Regardless of how much exercise is being undertaken, any woman of reproductive age, should have regular menstruation (unless pregnant). If this is not the case this indicates that hormones are not at healthy levels. In the first instance medical investigation is required to exclude treatable medical conditions causing amenorrhoea (lack of periods) before a diagnosis of RED-S can be made. Note that hormonal contraception does NOT produce periods, rather withdrawal bleeds due to external synthetic hormones. This can mask amenorrhoea.

Fatigue Levels

Fatigue in an athlete beyond that anticipated for periodised training load and recovery.

Physical Performance

Athletes/dancers not achieving the training response anticipated for given training load.

Illness

Recurrent illness requiring time off training

Injury

Recurrent soft tissue and bone injury. In particular stress fracture in weight bearing sport. Bone stress response injuries are most likely to occur with increased training loads on moving from junior to senior ranks and on a background of long standing low energy availability as accumulation of peak bone mass can be compromised in young athletes /dancers.

Mental Performance

Impaired concentration, coordination, adaptability and judgement

Disordered Eating and Eating Disorders

Restricted nutritional intake, disordered eating patterns, eating disorders (see Loughborough educational course for coaches on eating disorders in athletes in Resources section)

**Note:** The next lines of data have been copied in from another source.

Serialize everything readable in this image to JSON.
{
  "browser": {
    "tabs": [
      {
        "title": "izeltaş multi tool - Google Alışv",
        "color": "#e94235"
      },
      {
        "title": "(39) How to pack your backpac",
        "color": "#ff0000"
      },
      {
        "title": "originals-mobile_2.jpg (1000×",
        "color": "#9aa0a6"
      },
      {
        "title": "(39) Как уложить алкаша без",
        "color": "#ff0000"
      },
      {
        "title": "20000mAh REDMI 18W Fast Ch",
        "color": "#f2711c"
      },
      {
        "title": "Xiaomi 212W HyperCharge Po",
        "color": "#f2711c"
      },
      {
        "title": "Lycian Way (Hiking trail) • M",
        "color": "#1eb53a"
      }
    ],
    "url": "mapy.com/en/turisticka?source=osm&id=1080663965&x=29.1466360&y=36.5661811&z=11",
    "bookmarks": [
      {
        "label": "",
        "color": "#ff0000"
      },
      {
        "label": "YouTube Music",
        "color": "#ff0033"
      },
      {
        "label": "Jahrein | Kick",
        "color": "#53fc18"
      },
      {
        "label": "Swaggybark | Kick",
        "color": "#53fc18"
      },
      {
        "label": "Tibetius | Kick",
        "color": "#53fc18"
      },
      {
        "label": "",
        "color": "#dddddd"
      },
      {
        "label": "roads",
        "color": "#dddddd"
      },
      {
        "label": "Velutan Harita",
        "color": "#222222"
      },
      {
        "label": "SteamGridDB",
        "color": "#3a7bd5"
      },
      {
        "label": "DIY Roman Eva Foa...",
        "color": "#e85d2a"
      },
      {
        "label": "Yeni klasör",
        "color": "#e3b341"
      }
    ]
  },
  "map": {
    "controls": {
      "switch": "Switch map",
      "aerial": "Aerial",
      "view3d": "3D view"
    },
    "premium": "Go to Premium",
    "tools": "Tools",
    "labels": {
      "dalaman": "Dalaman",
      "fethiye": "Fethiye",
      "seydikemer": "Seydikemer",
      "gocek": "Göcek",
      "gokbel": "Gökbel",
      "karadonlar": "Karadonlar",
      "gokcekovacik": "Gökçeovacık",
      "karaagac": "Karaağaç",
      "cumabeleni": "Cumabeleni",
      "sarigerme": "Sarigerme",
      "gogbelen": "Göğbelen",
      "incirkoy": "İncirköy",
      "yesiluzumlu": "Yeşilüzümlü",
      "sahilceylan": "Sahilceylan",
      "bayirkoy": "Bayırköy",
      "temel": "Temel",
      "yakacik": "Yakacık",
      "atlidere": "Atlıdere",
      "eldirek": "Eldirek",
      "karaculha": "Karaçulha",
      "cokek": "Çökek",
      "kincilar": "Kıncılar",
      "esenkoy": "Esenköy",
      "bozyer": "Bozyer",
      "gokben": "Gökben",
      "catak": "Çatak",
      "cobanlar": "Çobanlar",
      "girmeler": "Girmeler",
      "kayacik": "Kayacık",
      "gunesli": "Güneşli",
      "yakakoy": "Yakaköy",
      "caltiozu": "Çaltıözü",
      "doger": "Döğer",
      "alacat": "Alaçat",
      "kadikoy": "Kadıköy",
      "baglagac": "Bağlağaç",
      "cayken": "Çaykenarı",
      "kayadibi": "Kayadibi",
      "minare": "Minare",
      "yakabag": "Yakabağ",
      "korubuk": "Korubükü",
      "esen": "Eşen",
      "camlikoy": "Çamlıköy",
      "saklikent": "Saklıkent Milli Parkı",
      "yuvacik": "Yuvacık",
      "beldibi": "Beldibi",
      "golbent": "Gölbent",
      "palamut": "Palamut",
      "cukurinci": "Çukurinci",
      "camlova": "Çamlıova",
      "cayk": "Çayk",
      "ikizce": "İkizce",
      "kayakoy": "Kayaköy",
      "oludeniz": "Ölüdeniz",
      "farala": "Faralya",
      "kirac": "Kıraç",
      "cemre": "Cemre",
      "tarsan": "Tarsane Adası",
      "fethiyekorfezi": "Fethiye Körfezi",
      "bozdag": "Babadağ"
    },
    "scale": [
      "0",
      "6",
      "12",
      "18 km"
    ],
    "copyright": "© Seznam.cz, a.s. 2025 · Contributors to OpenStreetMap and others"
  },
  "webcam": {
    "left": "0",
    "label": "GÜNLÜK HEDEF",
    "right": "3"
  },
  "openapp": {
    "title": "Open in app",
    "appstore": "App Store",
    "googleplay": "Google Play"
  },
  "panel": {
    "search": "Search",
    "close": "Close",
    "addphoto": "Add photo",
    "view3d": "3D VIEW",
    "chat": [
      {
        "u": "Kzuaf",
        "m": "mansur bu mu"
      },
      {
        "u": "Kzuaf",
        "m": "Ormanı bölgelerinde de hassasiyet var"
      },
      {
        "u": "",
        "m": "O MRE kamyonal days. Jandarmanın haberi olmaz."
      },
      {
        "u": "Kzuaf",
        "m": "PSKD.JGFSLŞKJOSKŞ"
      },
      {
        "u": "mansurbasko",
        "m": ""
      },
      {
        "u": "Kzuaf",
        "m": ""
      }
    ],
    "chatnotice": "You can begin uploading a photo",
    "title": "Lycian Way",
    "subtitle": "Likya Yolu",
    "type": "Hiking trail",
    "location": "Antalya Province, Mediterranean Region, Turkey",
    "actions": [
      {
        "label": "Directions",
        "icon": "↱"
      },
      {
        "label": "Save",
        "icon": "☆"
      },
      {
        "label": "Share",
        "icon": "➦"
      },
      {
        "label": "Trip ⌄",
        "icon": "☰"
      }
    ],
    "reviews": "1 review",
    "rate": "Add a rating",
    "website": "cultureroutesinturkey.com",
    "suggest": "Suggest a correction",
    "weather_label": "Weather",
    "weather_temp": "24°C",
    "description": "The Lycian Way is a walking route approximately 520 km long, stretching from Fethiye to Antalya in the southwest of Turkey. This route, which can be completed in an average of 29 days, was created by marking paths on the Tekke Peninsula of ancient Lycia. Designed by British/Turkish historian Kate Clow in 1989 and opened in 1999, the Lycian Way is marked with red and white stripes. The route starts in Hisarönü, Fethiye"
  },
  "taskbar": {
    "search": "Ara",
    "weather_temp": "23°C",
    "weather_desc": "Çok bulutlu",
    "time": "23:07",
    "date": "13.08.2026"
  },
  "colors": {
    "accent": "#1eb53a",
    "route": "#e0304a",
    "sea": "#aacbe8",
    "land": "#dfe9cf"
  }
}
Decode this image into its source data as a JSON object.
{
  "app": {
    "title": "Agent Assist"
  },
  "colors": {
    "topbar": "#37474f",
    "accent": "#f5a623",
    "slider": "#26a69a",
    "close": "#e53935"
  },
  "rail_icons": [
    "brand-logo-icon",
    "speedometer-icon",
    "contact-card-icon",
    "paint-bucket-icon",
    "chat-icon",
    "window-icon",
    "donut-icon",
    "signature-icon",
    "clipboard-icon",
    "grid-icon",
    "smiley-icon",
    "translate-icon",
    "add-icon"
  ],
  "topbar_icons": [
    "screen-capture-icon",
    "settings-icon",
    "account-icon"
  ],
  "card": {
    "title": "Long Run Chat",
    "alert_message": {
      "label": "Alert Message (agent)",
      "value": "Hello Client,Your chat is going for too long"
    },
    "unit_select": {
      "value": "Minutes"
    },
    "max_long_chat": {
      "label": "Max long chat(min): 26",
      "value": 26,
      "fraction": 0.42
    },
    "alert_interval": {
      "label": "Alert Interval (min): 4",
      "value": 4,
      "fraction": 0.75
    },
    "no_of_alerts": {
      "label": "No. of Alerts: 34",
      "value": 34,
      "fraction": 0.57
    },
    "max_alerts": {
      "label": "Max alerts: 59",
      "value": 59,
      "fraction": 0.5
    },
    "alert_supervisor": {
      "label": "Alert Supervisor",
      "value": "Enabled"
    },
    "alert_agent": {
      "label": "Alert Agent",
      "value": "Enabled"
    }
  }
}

Mental Health

Psychological factors such as isolation from training peers
img
Trinity Laban Conservatoire of Music and Dance Health Clinic. JK Photography
Download the Clinical Assessment Tool for Risk Stratification of RED-S

What to do?

Discussing with athlete/dancer that you are coaching is the priority, to determine what steps need to be taken to support optimal health and performance

Case Studies

Throughout this site we will relate the resource to real life case studies experienced by a Female Dancer and a Male Cyclist
Female Dancer Case Study – Coach / Teacher

Female Dancer Case Study – Coach / Teacher

Case Study, Coach / Teacher

“Dancers have to be slim. However it can be difficult to distinguish between those that are naturally slim and those that are eating too little.”

Male Cyclist Case Study – Coach / Teacher

Male Cyclist Case Study – Coach / Teacher

Case Study, Coach / Teacher

“Focusing on resolving nutrition issues alongside reduced training intensity and increased recovery has been key to improving health in this cyclist. From this position, training intensity has been increased, whilst carefully monitoring response to this”

Resources

RED-S in the spotlight BBC 5 Live

RED-S in the spotlight BBC 5 Live

News

BBC 5 Live investigates RED-S  Read More  Extension of NHS Sports/Dance Endocrine Clinic, with focus on RED-S starting to run under…

Cycling’s Body Weight Obsession – How Light Is Right For You?

Cycling’s Body Weight Obsession – How Light Is Right For You?

News

Global Cycling Network in conversation with Renee Mc Gregor, clinical dietician with expertise working with athletes, including those with RED-S and…

Surprisingly low levels of Vitamin D in cyclists BJSM

Surprisingly low levels of Vitamin D in cyclists BJSM

Article

British Journal of Sports and Exercise Medicine, Dr N Keay, Sport and Dance Endocrinologist writes: Surprisingly low levels of Vitamin…

Send a Message